It’s as if Lego made a shotgun. You snap some parts off, put some on, swap barrels, and your duck...
It’s as if Lego made a shotgun. You snap some parts off, put some on, swap barrels, and your duck gun is a deer gun. Or a turkey gun. Or a home-defense gun or a tactical riot gun. You can change the stock, fore-end, and pad of Mossberg’s Model 500 Flex pump action in less than two minutes, without tools. Available in 11 base models, with 16 accessory parts, the Flex represents the ultimate expression of Mossberg’s shooting-system approach.
Having tied the company’s success to the Model 500 in 1962, Mossberg has since marketed its budget pump to be the one gun a shooter could use for every conceivable purpose. Over the years the company offered accessories and countless extra barrels to make the 500 extra versatile.
With the Flex, which comes in both the 500 and its military counterpart the 590, changing the gun’s furniture becomes as easy as switching barrels. The project started six and a half years ago when a Mossberg employee posed this question: “Wouldn’t it be great to be able to come home from duck hunting and switch your gun for home defense?”
Pick a Part, Any Part
Instant switching of parts is possible via the Flex’s TLS (tool-less locking system). The biggest design challenge lay in making a stock that could be removed and replaced fast without compromising strength. Mossberg engineers replaced the standard through-bolt in the stock with a zinc spline (ridged socket and coupling). A bolt on top of the stock head locks the spline. Pull the bolt up, turn it 90 degrees, and the stock pulls off. The fore-end snaps on and off a bracket staked to the action bars by means of a spring latch. Another latch holds the recoil pad in place, and it pops off when you push a recessed button.
Because the military expressed an interest in Flex, the guns have endured strenuous testing. “They were carried, dropped, shot a lot, and put through other tests to simulate active-duty use,” says Mossberg’s Bill Lutton.
The guns have also survived contact with the general public.
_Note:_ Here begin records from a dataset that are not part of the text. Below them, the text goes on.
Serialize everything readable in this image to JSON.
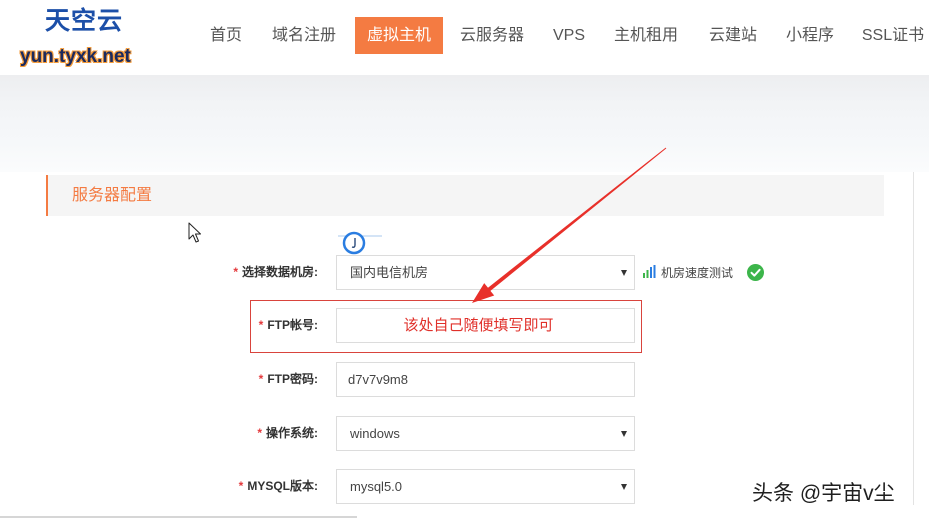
{
  "brand": {
    "name": "天空云",
    "domain": "yun.tyxk.net"
  },
  "nav": {
    "items": [
      {
        "label": "首页"
      },
      {
        "label": "域名注册"
      },
      {
        "label": "虚拟主机",
        "active": true
      },
      {
        "label": "云服务器"
      },
      {
        "label": "VPS"
      },
      {
        "label": "主机租用"
      },
      {
        "label": "云建站"
      },
      {
        "label": "小程序"
      },
      {
        "label": "SSL证书"
      }
    ]
  },
  "section": {
    "title": "服务器配置"
  },
  "form": {
    "required_mark": "*",
    "datacenter": {
      "label": "选择数据机房:",
      "value": "国内电信机房",
      "speed_test_label": "机房速度测试"
    },
    "ftp_account": {
      "label": "FTP帐号:",
      "value": ""
    },
    "ftp_password": {
      "label": "FTP密码:",
      "value": "d7v7v9m8"
    },
    "os": {
      "label": "操作系统:",
      "value": "windows"
    },
    "mysql": {
      "label": "MYSQL版本:",
      "value": "mysql5.0"
    }
  },
  "annotation": {
    "text": "该处自己随便填写即可"
  },
  "watermark": "头条 @宇宙v尘",
  "icons": {
    "select_arrow": "caret-down-icon",
    "speed_test": "signal-bars-icon",
    "datacenter_status": "check-circle-icon",
    "loading": "loading-spinner-icon",
    "pointer": "mouse-pointer-icon"
  },
  "colors": {
    "accent": "#f47b42",
    "required": "#e4393c",
    "annotation": "#e0302a",
    "brand_blue": "#1c4fa8",
    "success": "#3cb54a",
    "nav_text": "#555555"
  }
}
Demo models were put together and taken apart hundreds of times at trade shows without failure. The connectors on my test Flex functioned well. The stock joint felt rock solid. Like all Mossberg products, the Flex seems inexpensively made, but don’t underestimate it: Mossberg has built its brand with affordable, durable shotguns; there are currently 50,000 to 70,000 Model 590s in military service.
At the Range
The Flex weighed a little over 7 pounds, a bit more than some 500s. It handled just the same as any Model 500, although the fore-end was a tad bulkier than normal. All the guns have Accu-Choke interchangeable choke tubes. It cycled slickly out of the box, as I found at the skeet range.
I switched parts to make a tactical gun and fired the Flex with Federal’s FliteControl buckshot loads. My gun was one of the versions fitted with the adjustable Lightning Pump Action trigger. It had a pull of a little less than 3 pounds as set at the factory, making it easy to place the buckshot loads precisely on target.
Complaints? Many of the Flex barrels are ported, but the recoil reduction is slight and the trade-off is cleaning ports.
Eleven versions of the Flex, all in 12 gauge, range from $593 to $826. A Flex would be perfect for kids; it is priced right and the pad, stock, and barrels can grow along with your son or daughter.
Most people currently buying guns are using them to shoot for fun at targets, milk jugs, zombies, whatever. Going to the range is bound to put them in contact with hunters. With the Flex, they have a gun that’s easily convertible to hunting if they want to give it a try. For that reason, the Flex could be good for all of us.
Photo by Gorman Studio